§ Your task
Select the lines of the records containing the word "Calendar" and list them.
** Data section follows **
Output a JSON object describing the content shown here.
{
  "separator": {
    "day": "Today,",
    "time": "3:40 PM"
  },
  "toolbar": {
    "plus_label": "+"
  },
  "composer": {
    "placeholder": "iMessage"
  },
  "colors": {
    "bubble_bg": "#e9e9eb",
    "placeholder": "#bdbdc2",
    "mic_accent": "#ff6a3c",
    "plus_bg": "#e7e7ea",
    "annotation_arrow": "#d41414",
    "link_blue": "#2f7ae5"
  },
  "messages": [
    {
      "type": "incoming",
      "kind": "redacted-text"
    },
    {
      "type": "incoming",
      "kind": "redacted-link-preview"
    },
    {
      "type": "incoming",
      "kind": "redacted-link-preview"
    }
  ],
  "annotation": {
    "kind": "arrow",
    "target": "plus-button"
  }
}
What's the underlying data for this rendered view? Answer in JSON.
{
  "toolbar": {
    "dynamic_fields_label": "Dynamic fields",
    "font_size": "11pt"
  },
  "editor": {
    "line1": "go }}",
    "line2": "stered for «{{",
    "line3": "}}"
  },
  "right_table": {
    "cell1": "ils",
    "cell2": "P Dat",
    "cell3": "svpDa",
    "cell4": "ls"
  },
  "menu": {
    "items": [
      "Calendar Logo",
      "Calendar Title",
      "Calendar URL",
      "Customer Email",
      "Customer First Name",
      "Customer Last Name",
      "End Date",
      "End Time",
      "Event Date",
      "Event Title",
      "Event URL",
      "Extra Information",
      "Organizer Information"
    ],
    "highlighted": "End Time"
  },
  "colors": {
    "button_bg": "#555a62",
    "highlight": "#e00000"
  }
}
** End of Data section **
§ Answer space
      "Calendar Logo",
      "Calendar Title",
      "Calendar URL",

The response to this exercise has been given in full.